At the ongoing 48th session of the UN Human Rights Council in Geneva, Kai Mueller raised cases of arbitrary detention and disappearance of Tibetans and human rights issues related to development policies in Tibet. Mueller spoke on behalf of the Helsinki Foundation for Human Rights.

“Tibetans continue to be arbitrarily detained for practicing their religious beliefs, for voicing dissent with government policies or for defending their rights,” Mueller said, raising the cases of Rinchen TsultrimGo Sherab Gyatso and Dorjee Tashi. While Go Sherab Gyatso’s whereabouts are still unknown, Tibetan businessman Dorjee Tashi’s case is particularly concerning, and his testimony on torture he suffered during pre-trial detention has become available only now.

Mueller noted with serious concern reports about an ongoing wave of arrests of Tibetans in Kardze (Chinese: Ganzi) prefecture in Sichuan province amid a crackdown by authorities on language rights and possession of images of the Tibetan spiritual leader the Dalai Lama. The Human Rights Council heard the reports of the UN Working Groups on Arbitrary Detention and on Enforced and Involuntary Disappearance.

With regard to the report of the special rapporteur on the right to development, Mueller delivered a statement on behalf of the Helsinki Foundation for Human Rights calling on the special rapporteur and Human Rights Council member states to consider the project of “development” and the right to development within the context of climate responses with serious caution. He noted so-called “development” and “environmental” policies in the People’s Republic of China have been used to disempower local Tibetans, extract resources and damage their local environments.

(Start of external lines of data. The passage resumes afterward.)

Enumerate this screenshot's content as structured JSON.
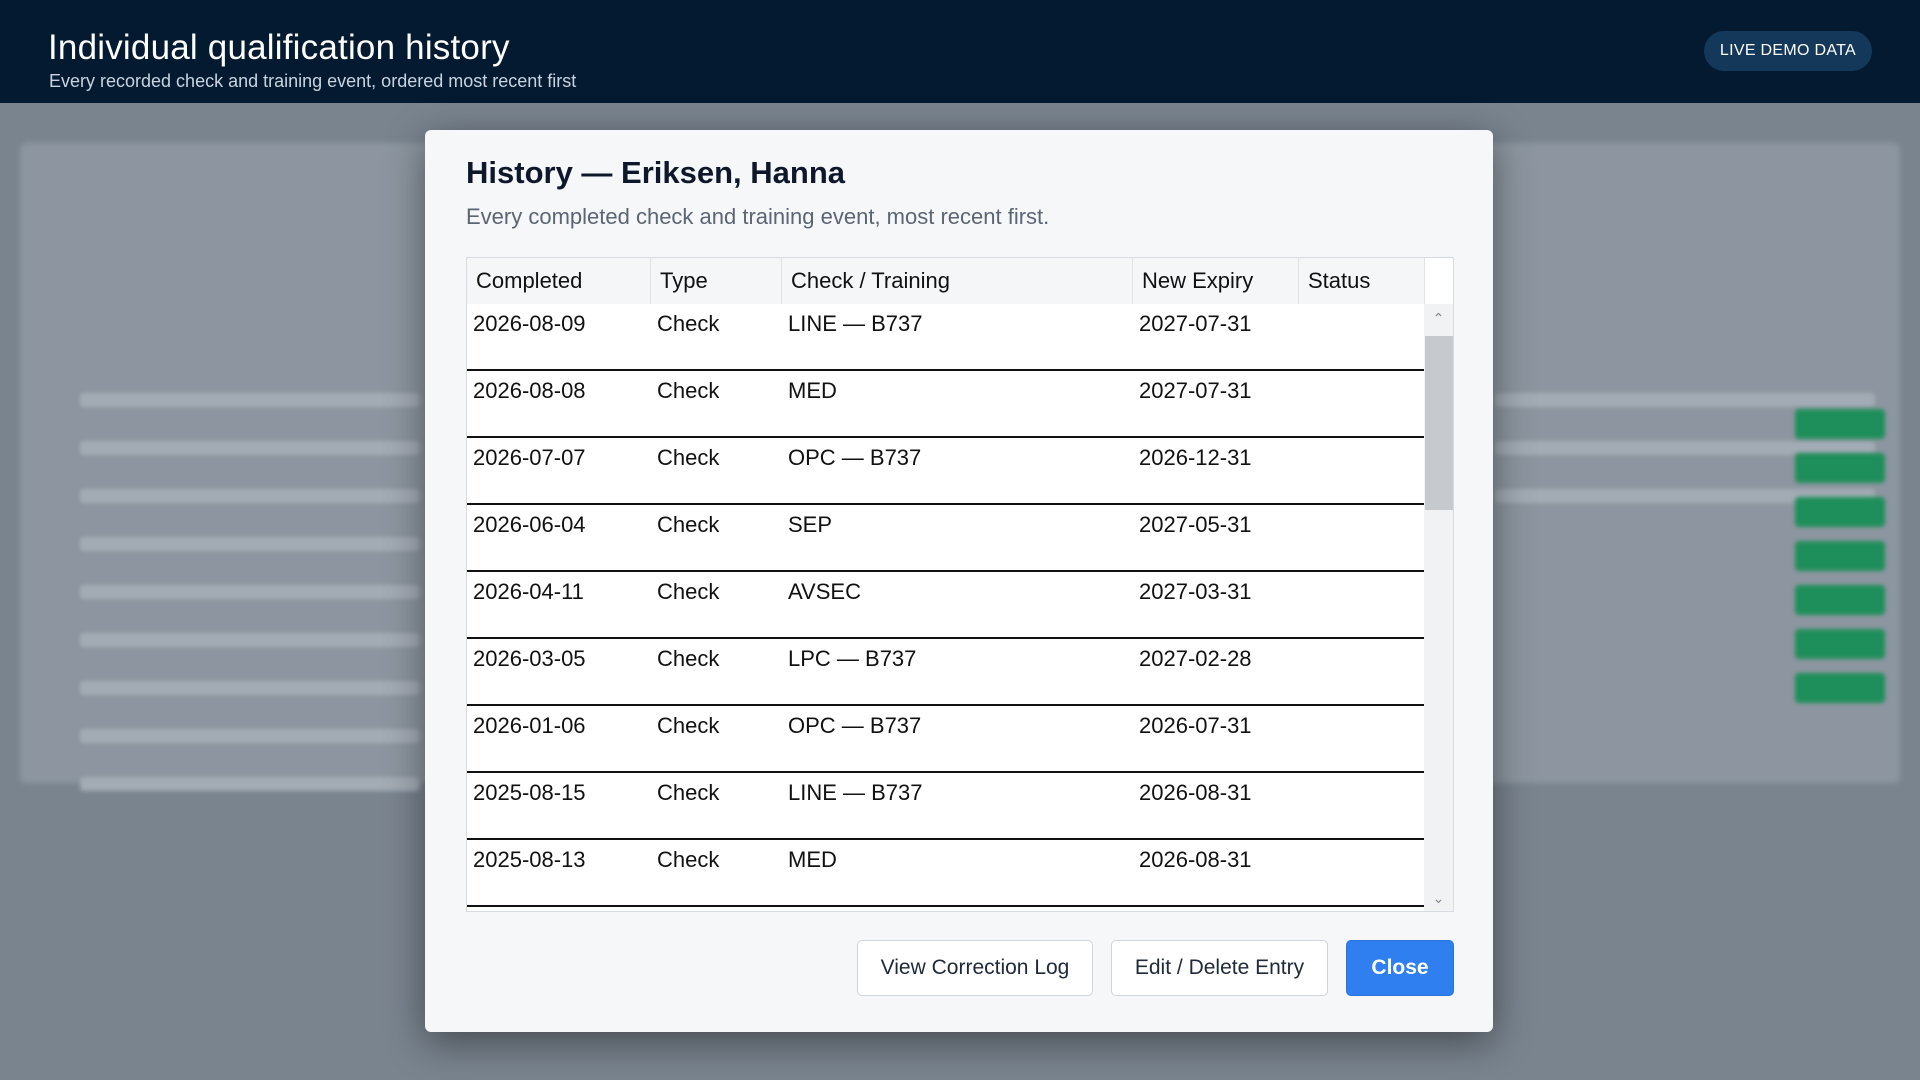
{
  "header": {
    "title": "Individual qualification history",
    "subtitle": "Every recorded check and training event, ordered most recent first",
    "badge": "LIVE DEMO DATA"
  },
  "modal": {
    "title": "History — Eriksen, Hanna",
    "subtitle": "Every completed check and training event, most recent first.",
    "columns": [
      "Completed",
      "Type",
      "Check / Training",
      "New Expiry",
      "Status"
    ],
    "rows": [
      {
        "completed": "2026-08-09",
        "type": "Check",
        "check": "LINE — B737",
        "expiry": "2027-07-31",
        "status": ""
      },
      {
        "completed": "2026-08-08",
        "type": "Check",
        "check": "MED",
        "expiry": "2027-07-31",
        "status": ""
      },
      {
        "completed": "2026-07-07",
        "type": "Check",
        "check": "OPC — B737",
        "expiry": "2026-12-31",
        "status": ""
      },
      {
        "completed": "2026-06-04",
        "type": "Check",
        "check": "SEP",
        "expiry": "2027-05-31",
        "status": ""
      },
      {
        "completed": "2026-04-11",
        "type": "Check",
        "check": "AVSEC",
        "expiry": "2027-03-31",
        "status": ""
      },
      {
        "completed": "2026-03-05",
        "type": "Check",
        "check": "LPC — B737",
        "expiry": "2027-02-28",
        "status": ""
      },
      {
        "completed": "2026-01-06",
        "type": "Check",
        "check": "OPC — B737",
        "expiry": "2026-07-31",
        "status": ""
      },
      {
        "completed": "2025-08-15",
        "type": "Check",
        "check": "LINE — B737",
        "expiry": "2026-08-31",
        "status": ""
      },
      {
        "completed": "2025-08-13",
        "type": "Check",
        "check": "MED",
        "expiry": "2026-08-31",
        "status": ""
      }
    ],
    "buttons": {
      "view_log": "View Correction Log",
      "edit_delete": "Edit / Delete Entry",
      "close": "Close"
    }
  },
  "colors": {
    "header_bg": "#041a31",
    "primary_button": "#2f7ff0",
    "badge_bg": "#14385a"
  }
}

Mueller cited policies such as grassland privatization, nomad relocation and the expansion of extractive industries as accelerating desertification and the loss of a major carbon sink. He urged the special rapporteur and member states to prioritize the promotion of fundamental civil and political rights, so that individuals can access information and participate in policy decision-making, as well as seek accountability and justice, regardless of whether policies are development or climate focused.